▸ **TASK**:
Please write out the records exactly.

[Start of section]

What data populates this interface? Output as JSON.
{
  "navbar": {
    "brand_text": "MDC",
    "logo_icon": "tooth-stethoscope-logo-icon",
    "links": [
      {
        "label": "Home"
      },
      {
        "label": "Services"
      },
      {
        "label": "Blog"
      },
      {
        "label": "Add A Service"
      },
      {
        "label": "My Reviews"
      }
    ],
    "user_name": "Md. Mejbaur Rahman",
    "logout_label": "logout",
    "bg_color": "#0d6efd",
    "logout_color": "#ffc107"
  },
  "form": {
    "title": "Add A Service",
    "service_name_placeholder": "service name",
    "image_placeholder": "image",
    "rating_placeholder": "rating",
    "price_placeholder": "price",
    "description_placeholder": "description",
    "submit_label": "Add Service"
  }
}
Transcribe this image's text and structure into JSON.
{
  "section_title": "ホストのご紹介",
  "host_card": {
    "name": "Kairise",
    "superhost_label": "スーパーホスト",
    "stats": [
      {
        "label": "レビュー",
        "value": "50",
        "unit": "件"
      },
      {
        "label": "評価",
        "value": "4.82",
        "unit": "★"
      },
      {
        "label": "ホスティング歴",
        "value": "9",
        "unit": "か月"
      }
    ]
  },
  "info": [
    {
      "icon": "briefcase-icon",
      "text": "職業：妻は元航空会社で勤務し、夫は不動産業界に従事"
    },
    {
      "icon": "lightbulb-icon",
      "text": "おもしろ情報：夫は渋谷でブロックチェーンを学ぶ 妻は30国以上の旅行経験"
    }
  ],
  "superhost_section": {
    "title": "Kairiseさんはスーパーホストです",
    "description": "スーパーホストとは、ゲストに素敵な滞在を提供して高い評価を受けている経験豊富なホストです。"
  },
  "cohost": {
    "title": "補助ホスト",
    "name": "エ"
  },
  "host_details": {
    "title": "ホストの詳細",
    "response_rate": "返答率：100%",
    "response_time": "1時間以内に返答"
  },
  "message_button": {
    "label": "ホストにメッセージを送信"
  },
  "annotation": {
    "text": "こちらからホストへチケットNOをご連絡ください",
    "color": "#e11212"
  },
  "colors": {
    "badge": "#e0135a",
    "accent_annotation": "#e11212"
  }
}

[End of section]

▸ **OUTPUT FOR THIS TASK**:
What data populates this interface? Output as JSON.
{
  "navbar": {
    "brand_text": "MDC",
    "logo_icon": "tooth-stethoscope-logo-icon",
    "links": [
      {
        "label": "Home"
      },
      {
        "label": "Services"
      },
      {
        "label": "Blog"
      },
      {
        "label": "Add A Service"
      },
      {
        "label": "My Reviews"
      }
    ],
    "user_name": "Md. Mejbaur Rahman",
    "logout_label": "logout",
    "bg_color": "#0d6efd",
    "logout_color": "#ffc107"
  },
  "form": {
    "title": "Add A Service",
    "service_name_placeholder": "service name",
    "image_placeholder": "image",
    "rating_placeholder": "rating",
    "price_placeholder": "price",
    "description_placeholder": "description",
    "submit_label": "Add Service"
  }
}
Transcribe this image's text and structure into JSON.
{
  "section_title": "ホストのご紹介",
  "host_card": {
    "name": "Kairise",
    "superhost_label": "スーパーホスト",
    "stats": [
      {
        "label": "レビュー",
        "value": "50",
        "unit": "件"
      },
      {
        "label": "評価",
        "value": "4.82",
        "unit": "★"
      },
      {
        "label": "ホスティング歴",
        "value": "9",
        "unit": "か月"
      }
    ]
  },
  "info": [
    {
      "icon": "briefcase-icon",
      "text": "職業：妻は元航空会社で勤務し、夫は不動産業界に従事"
    },
    {
      "icon": "lightbulb-icon",
      "text": "おもしろ情報：夫は渋谷でブロックチェーンを学ぶ 妻は30国以上の旅行経験"
    }
  ],
  "superhost_section": {
    "title": "Kairiseさんはスーパーホストです",
    "description": "スーパーホストとは、ゲストに素敵な滞在を提供して高い評価を受けている経験豊富なホストです。"
  },
  "cohost": {
    "title": "補助ホスト",
    "name": "エ"
  },
  "host_details": {
    "title": "ホストの詳細",
    "response_rate": "返答率：100%",
    "response_time": "1時間以内に返答"
  },
  "message_button": {
    "label": "ホストにメッセージを送信"
  },
  "annotation": {
    "text": "こちらからホストへチケットNOをご連絡ください",
    "color": "#e11212"
  },
  "colors": {
    "badge": "#e0135a",
    "accent_annotation": "#e11212"
  }
}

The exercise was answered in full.